| Quote #4
I sort you into houses
The Sorting Hat branches out this year. Usually, before sorting the first years into the four Hogwarts Houses, it just explains the major House traits – Gryffindor = bravery, Hufflepuff = loyalty, Ravenclaw = smarts, and Slytherin = ambition. But this year, the Sorting Hat admits to some guilt about the whole process. By Sorting Hogwarts students according to their basic characteristics, doesn't the Sorting Hat encourage them to compete against each other? As times get hard and Voldemort grows more powerful, Hogwarts students need to stand together, and not allow themselves to be divided by House loyalties. Clearly, the biggest problem in the Sorting system is Slytherin House, which all of the other Houses distrust. If you're Sorted into Slytherin, it seems almost like a foregone conclusion that you'll be a bad person. On the other hand, it might be a self-fulfilling prophecy: by becoming Slytherin, perhaps you have no choice but to live down to the expectations of the other three houses. So, we agree with the Sorting Hat: the Hogwarts House system does seem divisive and potentially damaging, since it separates kids according to their personalities when they are only eleven years old. What do you think of the Hogwarts Sorting system? Does it seem ethical to you? What House would you most like to join?
| Quote #5
There was a pause in which Sirius looked out at Harry, a crease between his sunken eyes.
"You're less like your father than I thought," he said finally, a definite coolness in his voice. The risk would've been what made it fun for James." (14.272-273)
When Sirius suggests coming to Hogsmeade in his dog form to visit Harry, Harry says no. He knows that Draco recognized Sirius on the train platform in London, so he fears that it won't be safe for Sirius to go out in the open, no matter what form he's in. But Sirius is so cabin-feverish that he lashes out at Harry for not taking him up on his offer. Sirius is being unfair to Harry in two ways: first, and most obviously, he's sneering at Harry for being "less like" James Potter than he had thought. But the situations are completely different: it's not like Sirius wants to leave school grounds without permission. He wants to go out in public as a convicted Death Eater when he knows that the Malfoys at least can recognize him. Sirius's plan is insanely dangerous, a point that he refuses to acknowledge. Second, Sirius wants Harry to be a chum, a partner in crime. But Harry is actually more mature than Sirius in this case. Harry looks up to Sirius, but Sirius is forcing Harry to be the responsible adult in this pairing. Since Harry is the one who is fifteen, this is really unfair.
| Quote #6
"You don't think he has become ... sort of ... reckless since he's been cooped up in Grimmauld Place? You don't think he's ... kind of ... living through us?"
"What d'you mean, 'living through us'?" Harry retorted.

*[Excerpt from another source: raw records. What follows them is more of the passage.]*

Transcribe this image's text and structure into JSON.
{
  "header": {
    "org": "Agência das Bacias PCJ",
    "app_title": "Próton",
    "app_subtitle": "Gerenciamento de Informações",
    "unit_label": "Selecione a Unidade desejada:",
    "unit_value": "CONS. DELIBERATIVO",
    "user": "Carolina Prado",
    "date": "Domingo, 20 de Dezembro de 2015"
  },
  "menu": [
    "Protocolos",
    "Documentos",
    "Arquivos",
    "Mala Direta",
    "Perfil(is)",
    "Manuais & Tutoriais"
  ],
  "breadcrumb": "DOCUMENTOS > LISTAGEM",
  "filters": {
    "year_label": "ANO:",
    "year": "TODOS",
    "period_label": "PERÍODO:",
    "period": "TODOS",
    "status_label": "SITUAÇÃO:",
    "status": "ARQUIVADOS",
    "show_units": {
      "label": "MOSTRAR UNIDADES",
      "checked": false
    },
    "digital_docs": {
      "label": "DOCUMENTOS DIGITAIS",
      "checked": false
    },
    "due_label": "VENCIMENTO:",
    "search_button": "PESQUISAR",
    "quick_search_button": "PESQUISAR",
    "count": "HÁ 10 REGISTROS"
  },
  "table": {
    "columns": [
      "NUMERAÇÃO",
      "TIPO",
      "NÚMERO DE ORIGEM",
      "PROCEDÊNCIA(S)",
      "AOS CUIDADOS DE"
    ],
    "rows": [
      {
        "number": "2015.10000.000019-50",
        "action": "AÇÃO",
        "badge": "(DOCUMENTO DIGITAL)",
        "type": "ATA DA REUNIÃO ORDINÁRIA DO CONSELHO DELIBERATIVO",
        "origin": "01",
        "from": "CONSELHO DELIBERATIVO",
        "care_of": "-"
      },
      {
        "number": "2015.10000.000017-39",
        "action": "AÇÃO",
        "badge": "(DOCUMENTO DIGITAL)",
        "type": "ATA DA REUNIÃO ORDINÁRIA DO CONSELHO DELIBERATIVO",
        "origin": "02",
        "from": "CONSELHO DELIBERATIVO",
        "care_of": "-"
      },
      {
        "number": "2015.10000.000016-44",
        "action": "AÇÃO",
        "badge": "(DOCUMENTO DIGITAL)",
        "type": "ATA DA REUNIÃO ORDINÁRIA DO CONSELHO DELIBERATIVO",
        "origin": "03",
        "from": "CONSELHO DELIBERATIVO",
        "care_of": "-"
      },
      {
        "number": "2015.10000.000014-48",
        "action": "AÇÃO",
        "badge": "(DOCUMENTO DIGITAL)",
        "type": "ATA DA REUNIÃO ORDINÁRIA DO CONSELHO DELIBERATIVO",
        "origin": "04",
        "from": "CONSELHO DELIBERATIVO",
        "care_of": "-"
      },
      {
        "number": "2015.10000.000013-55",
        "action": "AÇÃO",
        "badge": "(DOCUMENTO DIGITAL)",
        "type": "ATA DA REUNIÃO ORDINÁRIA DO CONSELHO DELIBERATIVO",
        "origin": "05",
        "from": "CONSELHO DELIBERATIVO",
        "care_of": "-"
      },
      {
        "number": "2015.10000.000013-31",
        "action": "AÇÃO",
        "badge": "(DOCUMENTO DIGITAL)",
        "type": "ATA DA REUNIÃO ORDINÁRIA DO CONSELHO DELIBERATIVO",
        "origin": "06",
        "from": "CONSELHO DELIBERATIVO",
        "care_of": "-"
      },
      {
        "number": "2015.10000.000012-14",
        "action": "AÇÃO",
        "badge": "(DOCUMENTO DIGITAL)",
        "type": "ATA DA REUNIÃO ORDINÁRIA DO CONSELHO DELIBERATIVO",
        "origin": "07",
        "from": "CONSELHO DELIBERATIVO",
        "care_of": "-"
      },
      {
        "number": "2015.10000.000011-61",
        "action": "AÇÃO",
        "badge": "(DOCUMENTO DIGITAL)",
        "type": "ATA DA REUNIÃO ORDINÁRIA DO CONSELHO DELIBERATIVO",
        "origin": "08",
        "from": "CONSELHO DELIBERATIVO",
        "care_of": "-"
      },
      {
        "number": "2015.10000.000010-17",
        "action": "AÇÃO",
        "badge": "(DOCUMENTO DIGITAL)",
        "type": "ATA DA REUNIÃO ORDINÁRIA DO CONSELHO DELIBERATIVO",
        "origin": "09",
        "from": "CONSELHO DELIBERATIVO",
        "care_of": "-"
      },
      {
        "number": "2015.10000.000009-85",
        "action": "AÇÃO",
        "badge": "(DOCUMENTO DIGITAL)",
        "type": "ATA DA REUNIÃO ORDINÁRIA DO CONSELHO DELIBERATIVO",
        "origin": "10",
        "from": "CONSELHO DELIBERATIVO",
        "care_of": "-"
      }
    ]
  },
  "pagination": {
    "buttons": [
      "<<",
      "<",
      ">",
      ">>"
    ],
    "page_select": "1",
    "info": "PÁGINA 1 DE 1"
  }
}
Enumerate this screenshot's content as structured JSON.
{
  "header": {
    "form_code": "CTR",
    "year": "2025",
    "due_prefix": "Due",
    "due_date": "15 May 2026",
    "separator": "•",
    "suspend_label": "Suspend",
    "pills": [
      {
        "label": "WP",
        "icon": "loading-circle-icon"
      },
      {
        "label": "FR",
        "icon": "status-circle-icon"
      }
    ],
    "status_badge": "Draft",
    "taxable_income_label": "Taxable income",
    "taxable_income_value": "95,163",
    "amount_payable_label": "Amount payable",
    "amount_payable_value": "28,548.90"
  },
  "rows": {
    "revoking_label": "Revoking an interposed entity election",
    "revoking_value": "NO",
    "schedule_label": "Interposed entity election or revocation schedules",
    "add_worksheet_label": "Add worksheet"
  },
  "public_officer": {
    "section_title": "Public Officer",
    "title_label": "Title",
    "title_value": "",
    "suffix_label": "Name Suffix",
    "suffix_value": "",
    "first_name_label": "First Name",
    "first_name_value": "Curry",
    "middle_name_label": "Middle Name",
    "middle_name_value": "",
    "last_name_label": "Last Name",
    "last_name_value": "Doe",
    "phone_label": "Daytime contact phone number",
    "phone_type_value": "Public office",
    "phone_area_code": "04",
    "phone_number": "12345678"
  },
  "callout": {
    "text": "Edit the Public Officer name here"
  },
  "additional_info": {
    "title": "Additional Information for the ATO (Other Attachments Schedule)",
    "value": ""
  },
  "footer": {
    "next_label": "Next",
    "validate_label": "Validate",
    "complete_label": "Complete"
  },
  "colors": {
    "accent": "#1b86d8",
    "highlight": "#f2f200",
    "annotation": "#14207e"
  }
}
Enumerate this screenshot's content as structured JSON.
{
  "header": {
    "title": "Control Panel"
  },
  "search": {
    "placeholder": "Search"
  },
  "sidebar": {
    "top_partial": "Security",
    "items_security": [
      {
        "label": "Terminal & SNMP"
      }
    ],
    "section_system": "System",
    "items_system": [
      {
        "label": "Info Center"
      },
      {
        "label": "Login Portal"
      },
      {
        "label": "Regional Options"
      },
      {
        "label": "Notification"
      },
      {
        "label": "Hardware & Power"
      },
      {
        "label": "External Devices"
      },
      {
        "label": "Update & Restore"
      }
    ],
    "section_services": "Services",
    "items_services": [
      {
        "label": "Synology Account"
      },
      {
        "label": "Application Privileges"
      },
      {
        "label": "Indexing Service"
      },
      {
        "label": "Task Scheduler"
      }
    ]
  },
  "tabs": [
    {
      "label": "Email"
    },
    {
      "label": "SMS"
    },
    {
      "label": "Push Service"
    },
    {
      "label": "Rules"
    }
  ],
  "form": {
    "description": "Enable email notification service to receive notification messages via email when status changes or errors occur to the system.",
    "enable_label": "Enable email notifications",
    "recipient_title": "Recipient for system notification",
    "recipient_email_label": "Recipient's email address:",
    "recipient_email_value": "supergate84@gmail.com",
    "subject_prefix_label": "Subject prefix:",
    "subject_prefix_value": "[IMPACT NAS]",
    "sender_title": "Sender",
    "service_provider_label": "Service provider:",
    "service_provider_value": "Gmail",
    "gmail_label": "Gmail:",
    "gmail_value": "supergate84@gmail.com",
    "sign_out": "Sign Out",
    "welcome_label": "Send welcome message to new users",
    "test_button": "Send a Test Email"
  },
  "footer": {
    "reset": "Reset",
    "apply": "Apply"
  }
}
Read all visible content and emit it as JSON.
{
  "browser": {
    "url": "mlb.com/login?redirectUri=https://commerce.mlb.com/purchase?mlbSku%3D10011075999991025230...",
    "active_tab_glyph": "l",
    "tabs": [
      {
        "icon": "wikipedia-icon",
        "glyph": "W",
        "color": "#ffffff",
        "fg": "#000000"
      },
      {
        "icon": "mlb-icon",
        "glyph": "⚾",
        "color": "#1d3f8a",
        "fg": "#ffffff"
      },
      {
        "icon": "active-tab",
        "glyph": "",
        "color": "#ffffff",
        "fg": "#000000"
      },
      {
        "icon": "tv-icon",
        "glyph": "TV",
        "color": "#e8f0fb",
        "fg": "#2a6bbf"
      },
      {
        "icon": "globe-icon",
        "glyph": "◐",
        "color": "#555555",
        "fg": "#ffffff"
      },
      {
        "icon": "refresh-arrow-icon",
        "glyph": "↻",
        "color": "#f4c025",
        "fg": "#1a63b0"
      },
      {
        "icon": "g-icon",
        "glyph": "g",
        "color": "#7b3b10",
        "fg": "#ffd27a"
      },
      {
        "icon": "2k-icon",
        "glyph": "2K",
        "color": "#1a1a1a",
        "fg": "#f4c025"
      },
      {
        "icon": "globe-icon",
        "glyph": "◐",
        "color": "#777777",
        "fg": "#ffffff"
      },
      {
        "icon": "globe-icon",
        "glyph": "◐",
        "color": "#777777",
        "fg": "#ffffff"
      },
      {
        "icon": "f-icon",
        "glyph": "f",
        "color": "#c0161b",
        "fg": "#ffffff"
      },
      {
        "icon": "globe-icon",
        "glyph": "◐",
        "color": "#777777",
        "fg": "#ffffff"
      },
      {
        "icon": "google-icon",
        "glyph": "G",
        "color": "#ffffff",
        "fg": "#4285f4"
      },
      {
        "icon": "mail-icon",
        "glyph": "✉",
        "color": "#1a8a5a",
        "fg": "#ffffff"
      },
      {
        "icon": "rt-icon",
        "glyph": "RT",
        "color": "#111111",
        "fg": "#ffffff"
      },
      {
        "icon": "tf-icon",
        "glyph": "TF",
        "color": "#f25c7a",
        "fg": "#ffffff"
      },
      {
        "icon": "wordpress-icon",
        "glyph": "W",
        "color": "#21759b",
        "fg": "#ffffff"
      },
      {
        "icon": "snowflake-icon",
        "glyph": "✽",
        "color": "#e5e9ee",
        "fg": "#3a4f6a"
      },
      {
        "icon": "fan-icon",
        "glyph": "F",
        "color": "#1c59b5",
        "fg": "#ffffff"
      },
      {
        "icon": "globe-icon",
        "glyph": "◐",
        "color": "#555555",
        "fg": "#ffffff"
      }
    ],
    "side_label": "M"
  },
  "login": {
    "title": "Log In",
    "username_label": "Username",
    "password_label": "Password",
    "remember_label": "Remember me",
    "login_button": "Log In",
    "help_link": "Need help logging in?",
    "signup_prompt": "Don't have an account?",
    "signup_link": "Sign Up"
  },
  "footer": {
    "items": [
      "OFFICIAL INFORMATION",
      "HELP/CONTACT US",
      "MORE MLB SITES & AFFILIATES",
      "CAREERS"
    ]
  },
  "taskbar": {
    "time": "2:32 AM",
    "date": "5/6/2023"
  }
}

"I mean ... well, I think he'd love to be forming secret Defense societies right under the nose of someone from the Ministry ... I think he's really frustrated at how little he can do where he is ... so I think he's keen to kind of ... egg us on." (18.50-52)
This piece of dialogue is just one among many when Hermione takes a second to suggest that they be careful. In this case, she's wondering if the D.A. is really such a good idea if Sirius is so excited about it. After all, he's not the most reliable of supporters right now. He is trying to live vicariously through Harry, Ron, and Hermione. If the project of Book 5 is to humanize characters like Professor Dumbledore and Professor Snape, then what about Hermione? What faults does she demonstrate in the novel? Does Hermione get any additional character development in Book 5? How is Book 5 Hermione different from Book 1 Hermione? Or Book 4 Hermione?